Filling the space between finishing exams and waiting for results can feel like a never-ending task. You will have spent weeks, if not months or years, revising, preparing for and taking exams. Sometimes the euphoric relief that comes with walking out at the end of your final exam comes with a crippling realisation that there is nothing left to do… but wait. 😰
This period can bring up feelings of insecurity, impending doom, concern, anxiety and a lack of control over what the future may hold. But, there are plenty of strategies you can employ to take care of yourself at this crucial time.
Firstly, it is important to gauge your own emotional wellbeing and needs – bear in mind that these might change over time too – so it’s best to keep checking in with your support system. Let them reassure you that you are not alone and help you to recognise that your exams are now in the untouchable past. 🗣️
Think about the ways in which you can help yourself to feel safe at this time of uncertainty. Do more of the things that make you feel good – from making your favourite meal, spending quality time with people you care about and celebrating small achievements. 🤟
Avoid making demands on yourself
We know some households run on shared responsibilities and spread chores across the family, so whilst we wouldn’t discourage anyone from sticking to family values and patterns, we would discourage taking on any additional chores or tasks at this time. Try to be mindful that you may be feeling more tired or emotionally wrought than usual.
Exercise for happiness
If you already enjoy recreational sport then make sure you keep it up on a regular basis.
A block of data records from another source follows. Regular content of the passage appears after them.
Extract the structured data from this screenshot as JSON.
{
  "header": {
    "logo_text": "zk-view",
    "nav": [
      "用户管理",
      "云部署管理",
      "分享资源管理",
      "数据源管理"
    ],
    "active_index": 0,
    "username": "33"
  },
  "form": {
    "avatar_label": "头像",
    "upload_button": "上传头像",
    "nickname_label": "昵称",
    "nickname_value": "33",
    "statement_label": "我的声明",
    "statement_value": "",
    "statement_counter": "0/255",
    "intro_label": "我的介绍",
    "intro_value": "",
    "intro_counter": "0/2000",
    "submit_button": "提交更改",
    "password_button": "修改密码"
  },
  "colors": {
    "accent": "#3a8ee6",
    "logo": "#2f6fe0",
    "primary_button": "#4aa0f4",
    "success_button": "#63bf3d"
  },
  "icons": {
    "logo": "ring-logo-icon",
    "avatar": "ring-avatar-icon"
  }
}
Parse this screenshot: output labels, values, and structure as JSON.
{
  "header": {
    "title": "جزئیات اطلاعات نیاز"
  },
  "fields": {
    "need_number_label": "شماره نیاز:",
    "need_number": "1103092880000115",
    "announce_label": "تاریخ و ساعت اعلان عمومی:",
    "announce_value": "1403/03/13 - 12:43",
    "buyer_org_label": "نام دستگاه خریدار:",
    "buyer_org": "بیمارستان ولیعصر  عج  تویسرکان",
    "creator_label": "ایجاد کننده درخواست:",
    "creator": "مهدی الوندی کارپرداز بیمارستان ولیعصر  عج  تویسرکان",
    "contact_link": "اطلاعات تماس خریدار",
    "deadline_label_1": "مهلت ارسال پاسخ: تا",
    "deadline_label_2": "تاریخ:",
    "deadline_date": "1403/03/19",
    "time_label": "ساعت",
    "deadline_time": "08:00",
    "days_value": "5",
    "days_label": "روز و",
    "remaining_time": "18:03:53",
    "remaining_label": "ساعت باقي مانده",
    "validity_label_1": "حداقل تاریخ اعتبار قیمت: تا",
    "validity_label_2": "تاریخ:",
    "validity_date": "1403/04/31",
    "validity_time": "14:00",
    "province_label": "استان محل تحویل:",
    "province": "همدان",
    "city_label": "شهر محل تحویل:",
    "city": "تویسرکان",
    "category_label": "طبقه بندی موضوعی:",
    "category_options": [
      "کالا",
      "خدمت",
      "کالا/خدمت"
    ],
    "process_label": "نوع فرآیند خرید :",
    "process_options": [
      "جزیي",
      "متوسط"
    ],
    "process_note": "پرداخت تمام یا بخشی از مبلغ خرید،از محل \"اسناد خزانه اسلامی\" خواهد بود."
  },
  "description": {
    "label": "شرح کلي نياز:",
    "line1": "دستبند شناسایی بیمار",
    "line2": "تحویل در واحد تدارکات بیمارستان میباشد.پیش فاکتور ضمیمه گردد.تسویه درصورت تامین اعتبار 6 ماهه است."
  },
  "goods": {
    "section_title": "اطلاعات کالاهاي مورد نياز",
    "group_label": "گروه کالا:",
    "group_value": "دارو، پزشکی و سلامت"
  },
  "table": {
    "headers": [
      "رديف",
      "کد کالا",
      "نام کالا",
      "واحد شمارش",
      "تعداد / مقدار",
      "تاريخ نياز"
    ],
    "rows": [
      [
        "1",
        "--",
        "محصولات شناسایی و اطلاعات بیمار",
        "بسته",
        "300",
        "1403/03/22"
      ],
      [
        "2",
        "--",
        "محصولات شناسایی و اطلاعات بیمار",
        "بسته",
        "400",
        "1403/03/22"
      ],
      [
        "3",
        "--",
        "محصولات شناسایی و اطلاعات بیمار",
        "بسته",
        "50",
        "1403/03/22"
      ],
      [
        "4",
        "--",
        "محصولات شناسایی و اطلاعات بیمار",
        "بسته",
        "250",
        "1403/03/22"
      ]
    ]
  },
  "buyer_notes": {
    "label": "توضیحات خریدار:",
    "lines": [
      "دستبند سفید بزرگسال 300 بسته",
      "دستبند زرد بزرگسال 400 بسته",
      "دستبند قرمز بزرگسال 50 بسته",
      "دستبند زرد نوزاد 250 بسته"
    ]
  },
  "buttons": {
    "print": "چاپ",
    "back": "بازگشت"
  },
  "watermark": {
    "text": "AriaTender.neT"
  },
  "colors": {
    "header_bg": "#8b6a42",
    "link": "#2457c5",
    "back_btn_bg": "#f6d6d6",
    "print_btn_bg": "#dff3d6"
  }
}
Participation in regular physical activity can increase self-esteem and reduce stress and anxiety. If you are more of a ‘sit at home and chat with friends’ kind of kid then just try to go for a short walk once a day. Even just 10 minutes of exercise can help – why not try some yoga and mindfulness? 🚴
Get some good sleep
We all need sleep but children and teenagers require considerably more than adults. Nurture a healthy sleep pattern by limiting screens in the bedroom, cutting out caffeine, avoiding binge eating before bed, creating a sleep-friendly bedroom and restricting long weekend lie-ins. A well-rested mind will be much better equipped to deal with challenging emotions. 😴
Learn new skills
This is a great time to nurture your own interests and independent learning. Taking up a new hobby, sport or interest during this period can shift the focus away from strict academic success and towards finding fulfilment outside of school assessment. Try cooking something new for the family, working on a DIY project or trying a new hobby like writing a blog or learning to paint. 🍳
Get social and have fun
Time flies when you are having fun so stay social. Make plans and fill up your calendar in the run-up to results day. Arrange a family trip, go bowling or research what films are on at the cinema. Spending time with friends who are going through the same thing can be a great way to share – and therefore minimise – concerns. 😊
How to deal with results day
So, the big results day has finally arrived. You have managed to keep yourself occupied and optimistic during this time of SATs, 11 Plus, 13 Plus, A-level or GCSE results anxiety but now you actually need to face the music and collect your grades.
More often than not you will need to go to your school in order to collect your results in person. Make sure you are aware of the arrangements so you can be sure to collect your results within the designated hours or nominate someone to collect them on your behalf if necessary.
The night before results day, try to make sure that you have had a healthy evening meal and get plenty of sleep. In the morning, aim to be awake in plenty of time, eat a healthy breakfast and leave the house on time. Make sure that your parents or guardians are available by phone throughout the day. ☎️
Lastly, remember that there is nothing you can do to change the results at this stage. Disappointing results are not the end of the world, there are plenty of ways to retake exams and reassess options but hopefully, you will receive good news so that you can celebrate your success! 🎉